> **Your objective**: Pictures should be excluded; otherwise, copy every entry exactly.

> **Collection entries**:
- Opening Delimiter -

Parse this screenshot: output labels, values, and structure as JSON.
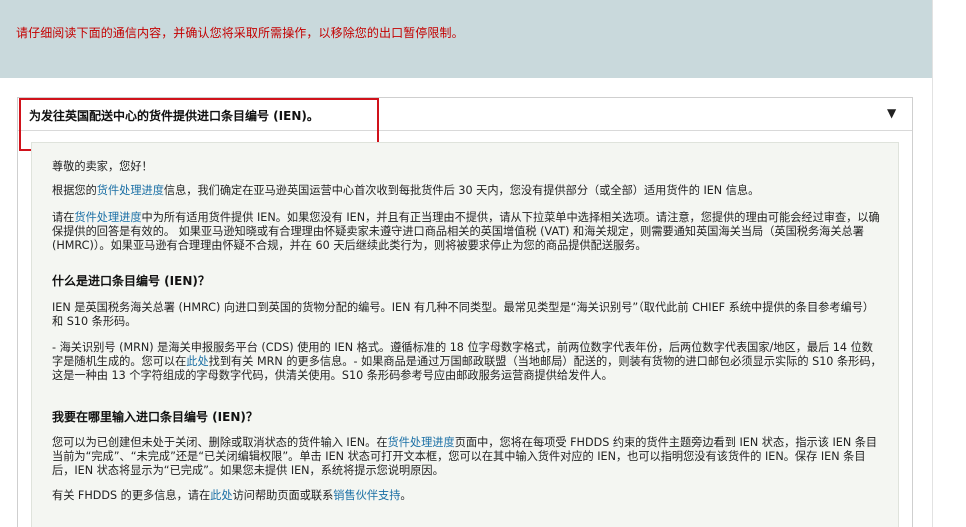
{
  "banner": {
    "text": "请仔细阅读下面的通信内容，并确认您将采取所需操作，以移除您的出口暂停限制。"
  },
  "accordion": {
    "title": "为发往英国配送中心的货件提供进口条目编号 (IEN)。",
    "arrow": "▼"
  },
  "content": {
    "greeting": "尊敬的卖家，您好！",
    "p1_before": "根据您的",
    "p1_link": "货件处理进度",
    "p1_after": "信息，我们确定在亚马逊英国运营中心首次收到每批货件后 30 天内，您没有提供部分（或全部）适用货件的 IEN 信息。",
    "p2_before": "请在",
    "p2_link": "货件处理进度",
    "p2_after": "中为所有适用货件提供 IEN。如果您没有 IEN，并且有正当理由不提供，请从下拉菜单中选择相关选项。请注意，您提供的理由可能会经过审查，以确保提供的回答是有效的。 如果亚马逊知晓或有合理理由怀疑卖家未遵守进口商品相关的英国增值税 (VAT) 和海关规定，则需要通知英国海关当局（英国税务海关总署 (HMRC)）。如果亚马逊有合理理由怀疑不合规，并在 60 天后继续此类行为，则将被要求停止为您的商品提供配送服务。",
    "h1": "什么是进口条目编号 (IEN)？",
    "p3": "IEN 是英国税务海关总署 (HMRC) 向进口到英国的货物分配的编号。IEN 有几种不同类型。最常见类型是“海关识别号”（取代此前 CHIEF 系统中提供的条目参考编号）和 S10 条形码。",
    "p4_before": "- 海关识别号 (MRN) 是海关申报服务平台 (CDS) 使用的 IEN 格式。遵循标准的 18 位字母数字格式，前两位数字代表年份，后两位数字代表国家/地区，最后 14 位数字是随机生成的。您可以在",
    "p4_link": "此处",
    "p4_after": "找到有关 MRN 的更多信息。- 如果商品是通过万国邮政联盟（当地邮局）配送的，则装有货物的进口邮包必须显示实际的 S10 条形码，这是一种由 13 个字符组成的字母数字代码，供清关使用。S10 条形码参考号应由邮政服务运营商提供给发件人。",
    "h2": "我要在哪里输入进口条目编号 (IEN)？",
    "p5_before": "您可以为已创建但未处于关闭、删除或取消状态的货件输入 IEN。在",
    "p5_link": "货件处理进度",
    "p5_after": "页面中，您将在每项受 FHDDS 约束的货件主题旁边看到 IEN 状态，指示该 IEN 条目当前为“完成”、“未完成”还是“已关闭编辑权限”。单击 IEN 状态可打开文本框，您可以在其中输入货件对应的 IEN，也可以指明您没有该货件的 IEN。保存 IEN 条目后，IEN 状态将显示为“已完成”。如果您未提供 IEN，系统将提示您说明原因。",
    "p6_before": "有关 FHDDS 的更多信息，请在",
    "p6_link1": "此处",
    "p6_mid": "访问帮助页面或联系",
    "p6_link2": "销售伙伴支持",
    "p6_after": "。"
  }
}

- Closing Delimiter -

> **Exercise solution**:
Parse this screenshot: output labels, values, and structure as JSON.
{
  "banner": {
    "text": "请仔细阅读下面的通信内容，并确认您将采取所需操作，以移除您的出口暂停限制。"
  },
  "accordion": {
    "title": "为发往英国配送中心的货件提供进口条目编号 (IEN)。",
    "arrow": "▼"
  },
  "content": {
    "greeting": "尊敬的卖家，您好！",
    "p1_before": "根据您的",
    "p1_link": "货件处理进度",
    "p1_after": "信息，我们确定在亚马逊英国运营中心首次收到每批货件后 30 天内，您没有提供部分（或全部）适用货件的 IEN 信息。",
    "p2_before": "请在",
    "p2_link": "货件处理进度",
    "p2_after": "中为所有适用货件提供 IEN。如果您没有 IEN，并且有正当理由不提供，请从下拉菜单中选择相关选项。请注意，您提供的理由可能会经过审查，以确保提供的回答是有效的。 如果亚马逊知晓或有合理理由怀疑卖家未遵守进口商品相关的英国增值税 (VAT) 和海关规定，则需要通知英国海关当局（英国税务海关总署 (HMRC)）。如果亚马逊有合理理由怀疑不合规，并在 60 天后继续此类行为，则将被要求停止为您的商品提供配送服务。",
    "h1": "什么是进口条目编号 (IEN)？",
    "p3": "IEN 是英国税务海关总署 (HMRC) 向进口到英国的货物分配的编号。IEN 有几种不同类型。最常见类型是“海关识别号”（取代此前 CHIEF 系统中提供的条目参考编号）和 S10 条形码。",
    "p4_before": "- 海关识别号 (MRN) 是海关申报服务平台 (CDS) 使用的 IEN 格式。遵循标准的 18 位字母数字格式，前两位数字代表年份，后两位数字代表国家/地区，最后 14 位数字是随机生成的。您可以在",
    "p4_link": "此处",
    "p4_after": "找到有关 MRN 的更多信息。- 如果商品是通过万国邮政联盟（当地邮局）配送的，则装有货物的进口邮包必须显示实际的 S10 条形码，这是一种由 13 个字符组成的字母数字代码，供清关使用。S10 条形码参考号应由邮政服务运营商提供给发件人。",
    "h2": "我要在哪里输入进口条目编号 (IEN)？",
    "p5_before": "您可以为已创建但未处于关闭、删除或取消状态的货件输入 IEN。在",
    "p5_link": "货件处理进度",
    "p5_after": "页面中，您将在每项受 FHDDS 约束的货件主题旁边看到 IEN 状态，指示该 IEN 条目当前为“完成”、“未完成”还是“已关闭编辑权限”。单击 IEN 状态可打开文本框，您可以在其中输入货件对应的 IEN，也可以指明您没有该货件的 IEN。保存 IEN 条目后，IEN 状态将显示为“已完成”。如果您未提供 IEN，系统将提示您说明原因。",
    "p6_before": "有关 FHDDS 的更多信息，请在",
    "p6_link1": "此处",
    "p6_mid": "访问帮助页面或联系",
    "p6_link2": "销售伙伴支持",
    "p6_after": "。"
  }
}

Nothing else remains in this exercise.